Last week I was in Newark Airport, ready to board a plane for Munich on my way back from the States. Next to me was a German mom helping her son with English homework. She was giving him words and he was supposed to give her the English translation. The kid was funny and smart - not that his answers were so correct, but they were creative to the point that he had me laughing as I tried to ignore him. Finally I talked to the mom and took the book and started drilling him myself. I used to be an English teacher in Germany, see. We all ended up laughing. The son asked me if I would like to switch seats with him during the flight so I could sit with his mom. I said sure. He squinted his eyes and said, "You don't happen to have a business class seat, do you?" Sly kid. Like I would have given that up. But good thing I didn't because his mom and I had a few hours of interesting, soulful conversation on the plane. Turns out she's Brazilian, living in Germany for years. We had gone to Germany as expats around the same time. So much in common. Her temperamental, warm Brazilian aura was hard for her to reconcile with the cool nature of German society. We discussed. We laughed. I even cried a bit. It was a lovely ending to a warm, emotional trip. We parted with kisses as I ran to make my connection. We talked about the feeling of being home, and how hard it is to define home after so many years of expat life.
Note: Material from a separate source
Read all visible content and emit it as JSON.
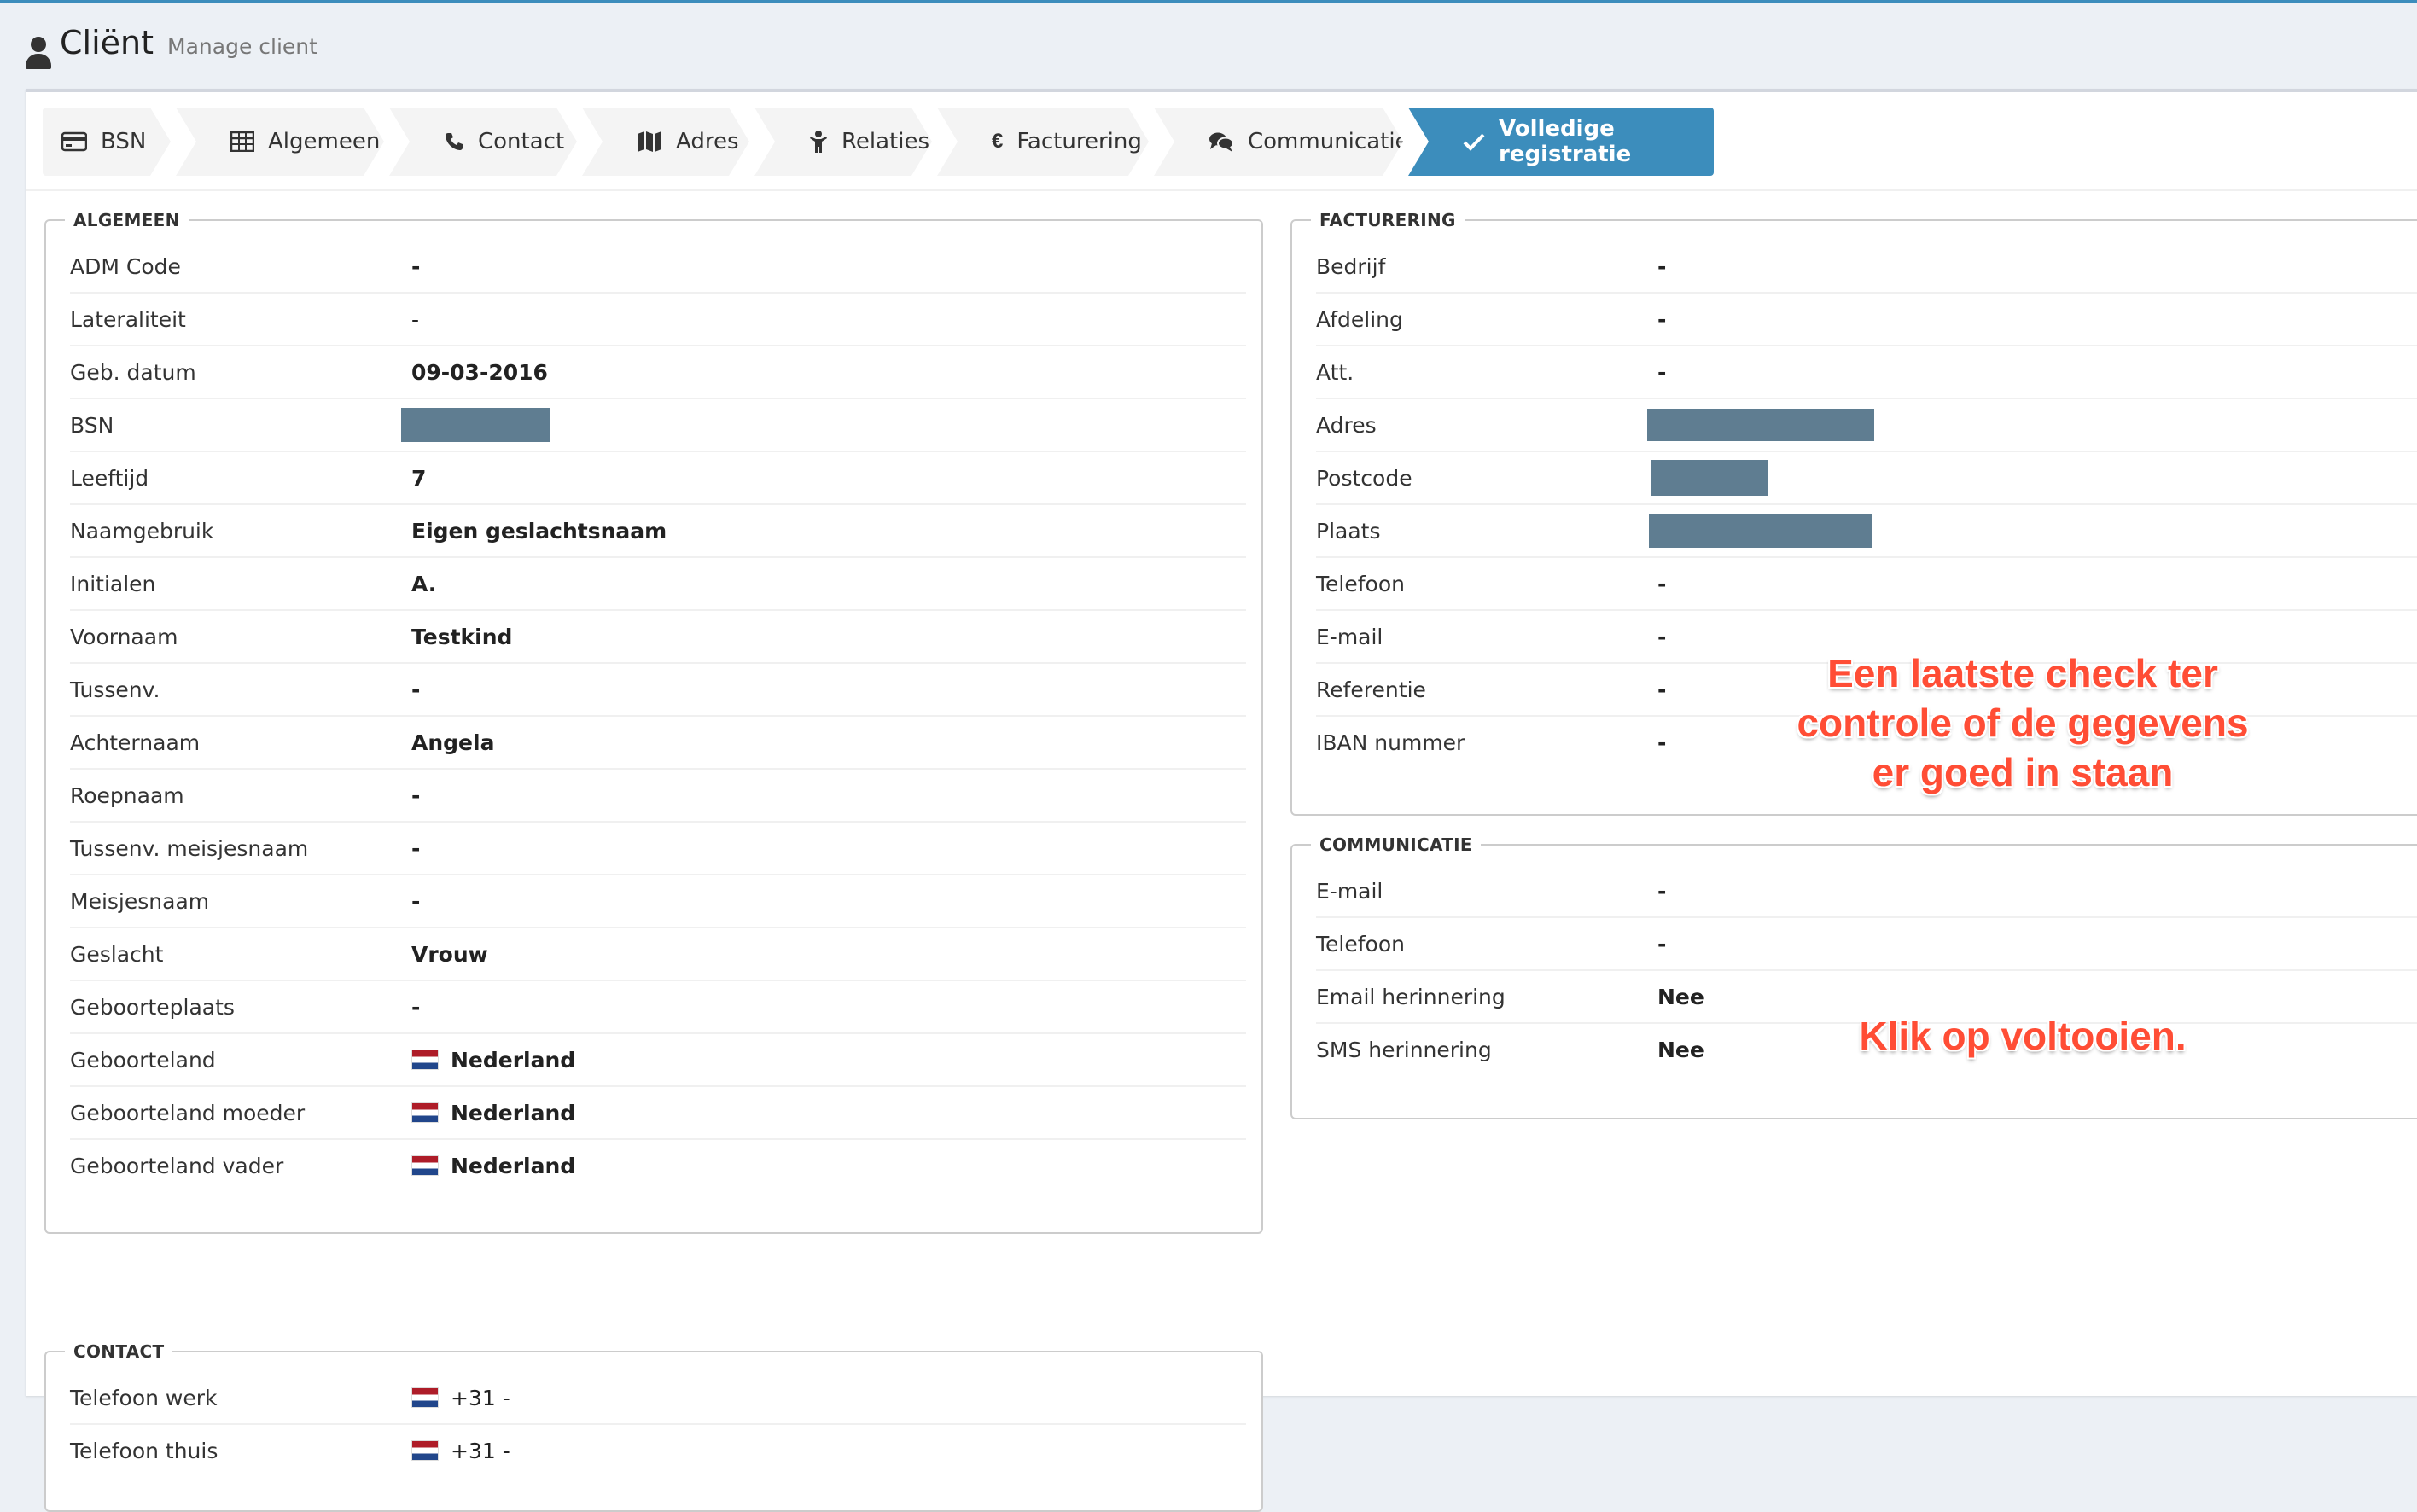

And as we were laughing and discussing and philosophizing about the meaning of home at 38,000 feet, the world was being ripped open in Japan.
What a juxtaposition.
I have had a hard time absorbing the news this week. Every little thing feels like another slap, another bite. But it's more than that. I think I felt the mother of all useless emotions - guilt. Guilt that during that kind of trauma I was laughing, relaxing, enjoying. I was reading Chris Fosters's latest post when it dawned on me: I need to calm down and figure out what I want to do about this.
You see, I am all about the home. That's why I wanted to do a B&B - to give people a sense of home when they are far away from their own. I am not a fan of huge spaces. I like cozy, comfortable, stylish and reasonable spaces. I like sensible things. But more than anything, I honor, above all, the value of the home. Because without a home, we have no orientation, no direction, no starting place. Without a home, we are as good as lost.
When one of my dearest friends made me aware of a charity that provides emergency shelter in the most practical form in catastrophe - hit areas, I was intrigued. What could be more sensible than providing homeless and displaced families with a home, however humble and basic? What could make more sense than giving a family a point from which to start over?
I'm fortunate. I have shelter.
Fortunate enough to not have had to go through the trauma so many on the planet have experienced. I don't know what the future holds, so today is really the best gift ever. Today, I am fortunate enough to have shelter from the storm.
You're fortunate. You have shelter.
If you have people who love you, and you are warm and safe, and your belly is full, you are fortunate too. Every single one of you. Do something with your fortune. Don't sit on it and think it's boring and things are never going to go your way. Believe me, things are very much going your way.
Now it's time to give Japan shelter.
It can be a little donation, it can be big, but make it something. Don't take the cynical attitude that the money will never get there. My charity of choice for this catastrophy is Shelter Box . Shelter Box provides displaced families with a box. Each box contains a tent sufficent for 10 people, a children's pack with crayons and coloring books (for kids who have lost every little thing, this might be the most comforting thing of all), thermal blankets and insulated ground sheets, a hammer, saw, ax, wire cutters and shovel to get through what might be a portion of your destroyed home or to help dig a latrine, either a wood burning or multi fuel stove, pots, pans, dishes, and the box itself can be used as a small crib for a newborn.
Basically, you are supplying a family with a mini-home. I have a feeling Tammy Strobel would love this.
Each box has a value of about $1,000. Give what you can and another Japanese family will have found shelter from this reprehensible, catastrophic, terrifying, horrifying storm that doesn't seem like it will end any time soon.
I think I am going to send my new German-Brazilian friend an email and see how she's doing.